mexicoWhen I first showed up in Mexico I was given some advice.

It went like this.

An American & a Mexican formed a business partnership. They went for a meeting in Mexico City with a potential client. They prepared 3 pitches for the prospect. The American presented  the first idea.

The client said “si tal vez. Yea maybe it could work. What else do you have?” The Mexican presented the second idea. The client said, “Claro que si. It could have potential.”

The American finished up the presentation with the third pitch. The client responded with a flat out “no”.

After the meeting, the partners were sharing notes on how the pitch went. The American shared first and was optimistic. The Mexican was not. The Mexican asked well, “What did you hear ?”

The American said “Well the first two options could happen and the third was no go. Two out of three isn’t bad.”

The Mexican convinced they had failed, explained, in Mexico, a “yes” is a maybe. A maybe is a no. And a no is a,

Go Fuck Yourself

Here are some of the other lessons I have learned.

1. Don’t make other people “feel bad”. There isn’t really a way to say sorry in Spanish.
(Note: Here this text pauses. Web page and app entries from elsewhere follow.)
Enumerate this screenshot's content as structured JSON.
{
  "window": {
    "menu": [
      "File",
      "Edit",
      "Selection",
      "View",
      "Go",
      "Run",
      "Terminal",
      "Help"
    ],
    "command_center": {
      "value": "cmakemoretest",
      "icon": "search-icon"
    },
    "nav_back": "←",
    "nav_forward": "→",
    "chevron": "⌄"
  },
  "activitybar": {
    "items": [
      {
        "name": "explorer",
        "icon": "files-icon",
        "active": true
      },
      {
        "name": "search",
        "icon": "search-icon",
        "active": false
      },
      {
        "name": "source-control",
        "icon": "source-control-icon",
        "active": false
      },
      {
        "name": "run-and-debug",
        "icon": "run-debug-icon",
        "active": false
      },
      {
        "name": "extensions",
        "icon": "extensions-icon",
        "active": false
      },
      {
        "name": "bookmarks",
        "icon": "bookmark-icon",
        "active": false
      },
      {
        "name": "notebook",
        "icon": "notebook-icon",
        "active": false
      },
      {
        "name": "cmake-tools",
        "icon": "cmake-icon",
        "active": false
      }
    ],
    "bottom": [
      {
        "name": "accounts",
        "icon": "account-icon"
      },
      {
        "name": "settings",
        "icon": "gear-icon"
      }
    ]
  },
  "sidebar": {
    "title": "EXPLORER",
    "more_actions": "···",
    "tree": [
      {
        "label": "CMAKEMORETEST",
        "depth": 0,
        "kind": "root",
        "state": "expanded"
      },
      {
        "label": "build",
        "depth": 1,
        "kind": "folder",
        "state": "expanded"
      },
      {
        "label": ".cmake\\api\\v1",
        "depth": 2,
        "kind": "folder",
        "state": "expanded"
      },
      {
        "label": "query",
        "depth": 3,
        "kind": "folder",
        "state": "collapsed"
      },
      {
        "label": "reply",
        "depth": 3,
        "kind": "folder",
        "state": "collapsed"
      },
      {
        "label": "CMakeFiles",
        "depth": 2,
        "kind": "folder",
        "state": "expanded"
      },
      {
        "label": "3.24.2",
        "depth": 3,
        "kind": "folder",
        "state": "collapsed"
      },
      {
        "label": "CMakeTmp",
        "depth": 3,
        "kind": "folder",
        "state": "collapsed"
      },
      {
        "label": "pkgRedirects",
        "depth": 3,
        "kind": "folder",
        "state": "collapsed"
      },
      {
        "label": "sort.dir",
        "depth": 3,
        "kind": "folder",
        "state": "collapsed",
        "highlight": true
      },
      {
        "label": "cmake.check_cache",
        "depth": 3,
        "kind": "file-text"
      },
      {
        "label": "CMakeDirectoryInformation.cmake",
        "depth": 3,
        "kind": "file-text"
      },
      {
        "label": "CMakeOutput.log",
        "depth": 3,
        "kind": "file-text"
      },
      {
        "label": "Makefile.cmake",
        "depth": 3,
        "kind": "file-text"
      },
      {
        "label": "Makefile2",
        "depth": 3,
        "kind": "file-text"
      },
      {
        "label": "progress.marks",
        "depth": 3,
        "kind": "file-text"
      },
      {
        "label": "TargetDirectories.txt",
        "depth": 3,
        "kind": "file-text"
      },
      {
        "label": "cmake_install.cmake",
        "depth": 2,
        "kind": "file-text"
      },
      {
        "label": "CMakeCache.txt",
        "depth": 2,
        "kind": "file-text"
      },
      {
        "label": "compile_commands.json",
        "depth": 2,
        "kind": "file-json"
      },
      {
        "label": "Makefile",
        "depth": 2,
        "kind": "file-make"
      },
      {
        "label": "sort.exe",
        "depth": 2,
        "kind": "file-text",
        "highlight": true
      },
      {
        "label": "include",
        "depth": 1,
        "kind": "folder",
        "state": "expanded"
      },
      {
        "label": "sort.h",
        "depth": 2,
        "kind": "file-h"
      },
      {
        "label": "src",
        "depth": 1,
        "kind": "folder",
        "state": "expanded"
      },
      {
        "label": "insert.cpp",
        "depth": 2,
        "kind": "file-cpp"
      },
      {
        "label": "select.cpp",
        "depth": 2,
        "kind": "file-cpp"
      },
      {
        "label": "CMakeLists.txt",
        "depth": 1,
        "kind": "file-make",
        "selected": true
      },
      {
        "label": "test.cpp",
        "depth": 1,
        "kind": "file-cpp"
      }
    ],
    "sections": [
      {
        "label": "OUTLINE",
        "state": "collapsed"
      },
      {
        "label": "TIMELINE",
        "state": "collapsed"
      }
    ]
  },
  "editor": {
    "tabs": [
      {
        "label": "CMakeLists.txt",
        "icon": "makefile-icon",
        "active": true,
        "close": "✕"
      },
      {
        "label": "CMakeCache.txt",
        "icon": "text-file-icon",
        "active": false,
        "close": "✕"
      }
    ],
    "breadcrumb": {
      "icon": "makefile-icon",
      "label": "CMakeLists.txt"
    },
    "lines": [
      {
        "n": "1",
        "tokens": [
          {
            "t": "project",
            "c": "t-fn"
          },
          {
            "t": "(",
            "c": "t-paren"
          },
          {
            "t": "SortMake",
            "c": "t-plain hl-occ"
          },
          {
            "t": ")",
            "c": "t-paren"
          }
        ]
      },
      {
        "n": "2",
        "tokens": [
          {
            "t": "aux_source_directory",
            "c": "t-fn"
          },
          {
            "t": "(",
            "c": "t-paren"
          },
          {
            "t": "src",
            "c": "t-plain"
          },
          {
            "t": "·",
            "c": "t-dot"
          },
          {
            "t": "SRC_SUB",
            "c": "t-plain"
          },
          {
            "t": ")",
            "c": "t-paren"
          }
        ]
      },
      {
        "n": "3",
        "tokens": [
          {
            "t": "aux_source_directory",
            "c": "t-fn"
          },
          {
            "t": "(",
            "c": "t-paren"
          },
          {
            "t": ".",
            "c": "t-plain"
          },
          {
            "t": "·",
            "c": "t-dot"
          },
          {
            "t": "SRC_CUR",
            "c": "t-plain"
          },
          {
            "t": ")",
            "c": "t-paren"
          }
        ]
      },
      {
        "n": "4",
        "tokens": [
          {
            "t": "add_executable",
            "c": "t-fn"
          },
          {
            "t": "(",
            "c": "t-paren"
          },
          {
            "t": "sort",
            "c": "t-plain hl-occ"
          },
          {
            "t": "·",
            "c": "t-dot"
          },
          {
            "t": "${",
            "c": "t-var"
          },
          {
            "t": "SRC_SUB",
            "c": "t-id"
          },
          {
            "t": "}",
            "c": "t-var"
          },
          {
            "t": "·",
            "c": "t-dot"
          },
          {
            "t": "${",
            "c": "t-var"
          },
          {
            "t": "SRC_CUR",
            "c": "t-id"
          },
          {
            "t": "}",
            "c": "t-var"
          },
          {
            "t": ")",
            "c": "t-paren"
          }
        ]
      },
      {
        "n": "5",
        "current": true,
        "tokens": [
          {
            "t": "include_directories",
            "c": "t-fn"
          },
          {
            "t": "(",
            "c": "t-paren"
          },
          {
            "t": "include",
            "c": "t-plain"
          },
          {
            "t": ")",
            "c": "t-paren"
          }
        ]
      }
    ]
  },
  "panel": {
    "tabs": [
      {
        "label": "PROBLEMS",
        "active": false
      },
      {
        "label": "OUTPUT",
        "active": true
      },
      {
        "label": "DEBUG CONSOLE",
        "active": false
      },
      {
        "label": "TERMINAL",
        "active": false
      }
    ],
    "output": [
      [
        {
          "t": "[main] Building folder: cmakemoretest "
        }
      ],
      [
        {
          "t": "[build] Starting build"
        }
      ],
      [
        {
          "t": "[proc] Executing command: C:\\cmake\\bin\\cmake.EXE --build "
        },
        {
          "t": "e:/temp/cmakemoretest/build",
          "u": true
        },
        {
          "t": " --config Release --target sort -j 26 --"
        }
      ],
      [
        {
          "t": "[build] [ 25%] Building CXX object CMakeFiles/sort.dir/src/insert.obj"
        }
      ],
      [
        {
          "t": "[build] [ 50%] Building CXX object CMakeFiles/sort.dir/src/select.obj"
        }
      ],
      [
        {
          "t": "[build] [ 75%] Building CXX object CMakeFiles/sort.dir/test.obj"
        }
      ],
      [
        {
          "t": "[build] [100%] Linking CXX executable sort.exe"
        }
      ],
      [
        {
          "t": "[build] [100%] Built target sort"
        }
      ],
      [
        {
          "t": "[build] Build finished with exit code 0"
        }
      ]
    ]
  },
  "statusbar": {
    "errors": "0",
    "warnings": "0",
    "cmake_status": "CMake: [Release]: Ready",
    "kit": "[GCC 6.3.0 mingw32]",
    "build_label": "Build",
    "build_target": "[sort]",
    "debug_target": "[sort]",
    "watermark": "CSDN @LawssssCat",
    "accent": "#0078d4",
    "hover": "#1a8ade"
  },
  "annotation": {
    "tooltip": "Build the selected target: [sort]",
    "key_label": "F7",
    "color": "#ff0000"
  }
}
The most common expression for this is “lo siento”. This translates as “I Feel It”, indicating that some of the responsibility is on “it”. This has huge implications in management and relationships. I love it. I wish I could say it to my wife all the time. It would go like this. “WTF! Why didn’t you take out the trash? I would say “Lo siento. I feel the trash’s pain”  I take it to mean, resorting to blaming others is almost not even in the language.
2. Understand the Escalation of Conflict. The United States is founded on this idea that everyone can sue everyone else. It is so ingrained in the culture. Just the other day, a lady left me a voicemail saying she was going to sue me because one of my people accidentally bumped into her in one of the yoga studios. I didn’t call back, well because, lo siento. That would just never happen in Mexico. The escalation of conflict in Mexico is pretty careful because in most situations you are forced to resolve your issues amongst yourselves. If you involve the authorities it is often just another competing group with needs. This kind of forces you to work things out.
3. Know what % of people around you are great. We showed up in our town not knowing a single person with a project to complete. To me it was really a study in human nature. Through the process of building Casa Om, I met probably 100 people and got very close to many of them. Of that 100, 17 of them were absolutely amazing.  Eighty were just decent good people. And 3 of them were totally rotten. That’s a pretty good percentage. It should be stated that the rotten apples can easily poison the batch. Your job essentially is to keep the batch healthy.

4. Be ready to die

This deserves a post in itself. When we started the project, numerous people cautioned me about everything from the cartel to the drinking water to the ocean to the ATM’s. Some said I should pretend to be Jewish because it was safer. Others said Arab was the way to go. The list went on and on. It was like everyone felt this desperate need to share all the things they were afraid of. I was so scared I slept with a huge knife under the bed. At every noise I would pop up and run around like Rambo. I actually still do that…

Many months later, I found out the prior owner was a single woman who lived there by herself, for years. She had just put locks on the doors. The agent told her to. She said it would probably help to the get the place moving. Apparently she was less concerned….and I wasn’t serious about being scared.

I share the story to make the point that while common sense is important often times our fears of what is different outweigh the realities.

As we neared the end of our project we drove through Cancun looking for supplies. One of my guys pointed to a project he had worked on. He made a throat slitting motion across his neck. He explained the owner had run out of money on the project and cheated his sub contractors. He then wound up dead. Ironically I too had just run out of money on our project. The guys in the car laughed. I shifted in my seat.
This fear is a real one. I ended up working out a payment plan. In reality, I was treated so well by my team. I think the great insurance policy anywhere is to do right by people. I mention be ready to die because our survival instincts while imperative can also be a major blinder to the opportunities out there.

Finding peace in the nature of things, that we come, we live and we go is the most liberating experience in our lives. Without coming to peace with this, I fear we just come and then go. We never really live.